Nataly Kelly has worked in the language services industry as a certified court interpreter and freelance translator. She is the author of Telephone Interpreting.

Perigee Trade

Translation is everywhere — that's is the crux of a new book by Nataly Kelly and Jost Zetzsche: Found in Translation: How Language Shapes Our Lives and Transforms our World.

From NASA to the U.N. to Chinese tattoo parlors, the book looks high and low for stories of the undeniable importance of language.

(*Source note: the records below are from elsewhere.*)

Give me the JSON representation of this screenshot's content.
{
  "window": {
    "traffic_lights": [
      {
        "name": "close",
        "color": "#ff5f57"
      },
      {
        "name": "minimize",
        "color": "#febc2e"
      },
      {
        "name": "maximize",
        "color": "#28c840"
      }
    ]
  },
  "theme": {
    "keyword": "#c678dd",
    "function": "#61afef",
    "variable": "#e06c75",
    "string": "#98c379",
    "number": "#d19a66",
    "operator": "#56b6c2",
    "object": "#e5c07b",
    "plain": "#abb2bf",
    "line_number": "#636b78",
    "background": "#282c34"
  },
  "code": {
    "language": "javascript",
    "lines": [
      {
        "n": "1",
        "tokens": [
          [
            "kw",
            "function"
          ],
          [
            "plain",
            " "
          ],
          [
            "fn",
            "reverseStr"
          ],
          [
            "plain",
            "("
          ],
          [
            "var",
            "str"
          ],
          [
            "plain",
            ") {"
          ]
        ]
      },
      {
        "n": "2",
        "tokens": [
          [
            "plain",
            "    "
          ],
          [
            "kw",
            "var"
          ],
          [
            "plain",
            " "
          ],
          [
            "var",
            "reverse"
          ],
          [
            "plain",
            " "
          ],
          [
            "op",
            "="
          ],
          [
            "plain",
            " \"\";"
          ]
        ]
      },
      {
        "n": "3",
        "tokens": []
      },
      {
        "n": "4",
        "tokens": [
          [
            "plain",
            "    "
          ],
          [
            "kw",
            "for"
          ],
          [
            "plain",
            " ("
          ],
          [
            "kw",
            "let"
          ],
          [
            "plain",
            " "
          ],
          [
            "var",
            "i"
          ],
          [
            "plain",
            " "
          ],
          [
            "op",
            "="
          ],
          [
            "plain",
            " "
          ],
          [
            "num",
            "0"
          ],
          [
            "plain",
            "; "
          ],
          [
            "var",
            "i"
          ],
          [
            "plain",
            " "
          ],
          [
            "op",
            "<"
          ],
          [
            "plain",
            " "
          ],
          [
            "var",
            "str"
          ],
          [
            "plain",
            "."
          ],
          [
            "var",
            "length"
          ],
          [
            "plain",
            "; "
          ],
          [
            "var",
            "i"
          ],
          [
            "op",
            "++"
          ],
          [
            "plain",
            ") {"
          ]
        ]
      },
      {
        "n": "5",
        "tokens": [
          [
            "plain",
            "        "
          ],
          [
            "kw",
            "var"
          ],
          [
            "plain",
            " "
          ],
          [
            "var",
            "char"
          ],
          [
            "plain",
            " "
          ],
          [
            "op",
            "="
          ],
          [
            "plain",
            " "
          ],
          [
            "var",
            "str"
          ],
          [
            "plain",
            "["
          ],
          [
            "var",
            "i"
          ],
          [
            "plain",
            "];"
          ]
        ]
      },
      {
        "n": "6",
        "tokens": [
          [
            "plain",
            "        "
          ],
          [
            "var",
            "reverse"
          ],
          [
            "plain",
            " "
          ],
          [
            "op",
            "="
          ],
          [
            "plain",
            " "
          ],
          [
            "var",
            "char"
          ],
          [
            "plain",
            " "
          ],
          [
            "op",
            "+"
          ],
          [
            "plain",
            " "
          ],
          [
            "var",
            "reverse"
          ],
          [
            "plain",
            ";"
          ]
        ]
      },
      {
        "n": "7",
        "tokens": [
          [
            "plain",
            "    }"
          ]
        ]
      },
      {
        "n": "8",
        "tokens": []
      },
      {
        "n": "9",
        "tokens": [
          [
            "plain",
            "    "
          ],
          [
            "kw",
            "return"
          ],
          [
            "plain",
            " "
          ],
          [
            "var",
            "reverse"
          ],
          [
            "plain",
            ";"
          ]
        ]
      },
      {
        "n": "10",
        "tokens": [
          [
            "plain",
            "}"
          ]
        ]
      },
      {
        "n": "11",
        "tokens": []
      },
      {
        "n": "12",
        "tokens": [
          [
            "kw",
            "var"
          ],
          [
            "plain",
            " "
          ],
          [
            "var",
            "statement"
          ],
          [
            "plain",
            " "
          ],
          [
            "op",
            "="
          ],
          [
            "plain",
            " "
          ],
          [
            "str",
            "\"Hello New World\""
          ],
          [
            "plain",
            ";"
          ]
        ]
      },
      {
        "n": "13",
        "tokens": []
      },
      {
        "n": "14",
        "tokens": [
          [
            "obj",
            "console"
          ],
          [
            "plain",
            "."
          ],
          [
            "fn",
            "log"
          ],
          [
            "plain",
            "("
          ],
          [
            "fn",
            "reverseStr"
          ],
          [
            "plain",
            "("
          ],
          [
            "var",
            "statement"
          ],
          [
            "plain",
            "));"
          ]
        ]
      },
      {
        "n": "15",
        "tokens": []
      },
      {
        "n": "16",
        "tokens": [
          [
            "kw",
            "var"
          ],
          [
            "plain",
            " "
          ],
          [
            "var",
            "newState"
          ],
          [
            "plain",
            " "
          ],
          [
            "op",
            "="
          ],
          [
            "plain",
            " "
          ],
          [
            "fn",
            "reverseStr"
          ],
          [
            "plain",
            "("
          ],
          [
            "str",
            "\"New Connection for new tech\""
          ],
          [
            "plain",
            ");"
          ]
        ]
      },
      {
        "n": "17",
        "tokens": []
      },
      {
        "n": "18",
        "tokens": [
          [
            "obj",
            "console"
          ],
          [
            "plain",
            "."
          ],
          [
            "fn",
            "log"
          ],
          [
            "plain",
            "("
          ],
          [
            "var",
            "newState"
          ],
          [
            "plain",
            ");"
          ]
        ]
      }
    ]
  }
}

One of those stories centers on a man named Peter Less, 91, an inspiration of sorts to interpreters and translators everywhere.

"He was a survivor of the holocaust and all of his family members — his parents, his siblings, his grandmother — were killed in Auschwitz," Kelly tells Jacki Lyden, guest host of weekends on All Things Considered. "And he went on to become an interpreter for the Nuremberg trials, which is where the Nazi war criminals were tried, and he was the voice of the masterminds of the Holocaust."

Less interpreted for the very people who murdered his family.

"It really made me realize how difficult that must have been, because as an interpreter you're constantly trying to remain neutral and detached and, you know, be impartial and convey that information in a way that is authentic and is loyal to the source," Kelly says.

Not everyone could do that. Many interpreters at Nuremburg had to be dismissed because the testimony at the trials proved too emotionally disturbing. Kelly, a translator for nearly 20 years, asked Less how he was able to avoid that.

"He basically just said you have to detach and you have to just act like a machine," she says. "You have to shut off your emotions, and you have to just do that job faithfully. It's when you rise to the occasion, you know, that is the true sign of greatness."